Ms. Malkin, the scrappiest, bravest woman in America, was physically assaulted at a “Back the Blue” rally, in Denver, Colorado, on July 21. Police were present all right. They watched on as a bulldyke with a baton advanced on a little Braveheart of a lady, who screamed her lungs out in fury, not in fear.

But the boys in blue for whom Michelle stood up, stood down.

Inspired by scenes of wanton destruction openly enabled by elected authorities and their private militia—the police—Chris Cuomo of CNN minted a new phrase for the kind of “peaceful protesters,” who physically struck the diminutive Ms. Malkin and are destroying structures across the country: “Inequality riots.”

“Potato, potahto, tomato, tomahto”: Another morally corrupt celebrity, Rep. Alexandria Ocasio-Cortez, Democrat from New York, has made the Jean Valjean Argument from Bread: Rioters are hungry. Indeed, there are some “heartbreaking videos of starving New Yorkers stealing bread from … a Chanel flagship store on Fifth Avenue.”

The same scenes played out in thousands of cities across the country. Worst of all have been Portland, in Oregon, and Seattle in Washington State.

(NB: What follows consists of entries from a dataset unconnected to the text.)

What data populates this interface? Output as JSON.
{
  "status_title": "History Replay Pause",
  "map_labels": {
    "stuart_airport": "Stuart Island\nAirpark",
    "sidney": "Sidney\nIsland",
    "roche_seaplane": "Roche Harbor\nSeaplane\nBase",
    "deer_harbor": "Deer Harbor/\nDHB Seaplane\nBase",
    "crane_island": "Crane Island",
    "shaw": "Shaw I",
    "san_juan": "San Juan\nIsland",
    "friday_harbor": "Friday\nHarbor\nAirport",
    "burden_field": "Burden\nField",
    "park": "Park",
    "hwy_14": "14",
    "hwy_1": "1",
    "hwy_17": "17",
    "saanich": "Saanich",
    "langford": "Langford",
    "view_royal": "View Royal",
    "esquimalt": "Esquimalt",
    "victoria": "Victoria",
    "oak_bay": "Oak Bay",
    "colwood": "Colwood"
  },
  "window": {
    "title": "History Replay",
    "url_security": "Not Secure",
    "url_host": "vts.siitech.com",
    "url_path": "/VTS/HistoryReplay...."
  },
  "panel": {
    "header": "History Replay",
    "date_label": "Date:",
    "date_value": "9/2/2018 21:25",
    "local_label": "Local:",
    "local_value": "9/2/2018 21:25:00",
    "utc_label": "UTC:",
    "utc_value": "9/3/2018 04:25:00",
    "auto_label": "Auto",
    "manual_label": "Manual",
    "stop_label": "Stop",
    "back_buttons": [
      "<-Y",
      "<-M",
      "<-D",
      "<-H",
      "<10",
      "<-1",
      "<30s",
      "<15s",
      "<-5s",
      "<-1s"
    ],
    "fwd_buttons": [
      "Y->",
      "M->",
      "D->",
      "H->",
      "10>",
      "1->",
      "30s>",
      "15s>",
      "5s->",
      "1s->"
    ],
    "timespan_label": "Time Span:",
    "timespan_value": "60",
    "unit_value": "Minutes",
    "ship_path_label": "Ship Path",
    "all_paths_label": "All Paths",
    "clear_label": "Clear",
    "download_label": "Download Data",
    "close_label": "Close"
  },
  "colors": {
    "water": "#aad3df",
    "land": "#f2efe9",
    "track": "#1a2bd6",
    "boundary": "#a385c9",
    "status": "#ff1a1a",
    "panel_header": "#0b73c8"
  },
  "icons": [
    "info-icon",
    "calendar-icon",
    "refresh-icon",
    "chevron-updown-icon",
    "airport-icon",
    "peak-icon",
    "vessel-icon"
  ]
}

So, finally, President Trump has sent in the cavalry. The president launched “Operation Legend.” “Announcing a surge of federal law enforcement in American communities plagued by violent crime,” Trump added that he had “no choice but to get involved.”

This paleolibertarian supports the president’s belated defensive actions to launch a counter-terrorism operation with the aim of crushing a violent insurrection against law-abiding America.

It is essential to take back the streets, and to quit misnaming a repulsive specter that is neither democratic nor peaceful.

Upholding rights to life, liberty and property is a government’s primary—some would say only—duty.

Belatedly, and in furtherance of the violation of individual rights, Democrats frequently rediscover American federalism. (In fairness, to promote their political agenda, Republicans are as opportunistic about deferring to the division-of-power bequeathed by the Founders. Rather than mandate facemasks to save people from dying and killing others; Republicans have left local leaders to supervise the killing fields of COVID.)

The reason the president’s domestic counter-terrorism operation is warranted is because the people’s rights to life, liberty and property are being systematically violated.

And natural rights antedate the state apparatus. Federalism is an excellent principle, but it is not a religion. …

... READ THE REST.  NEW COLUMN IS “Bring In The Feds! Protection Of Natural Rights Trumps Federalism.” It appeared on WND.COM and on the Unz Review. And is currently featured on American Greatness.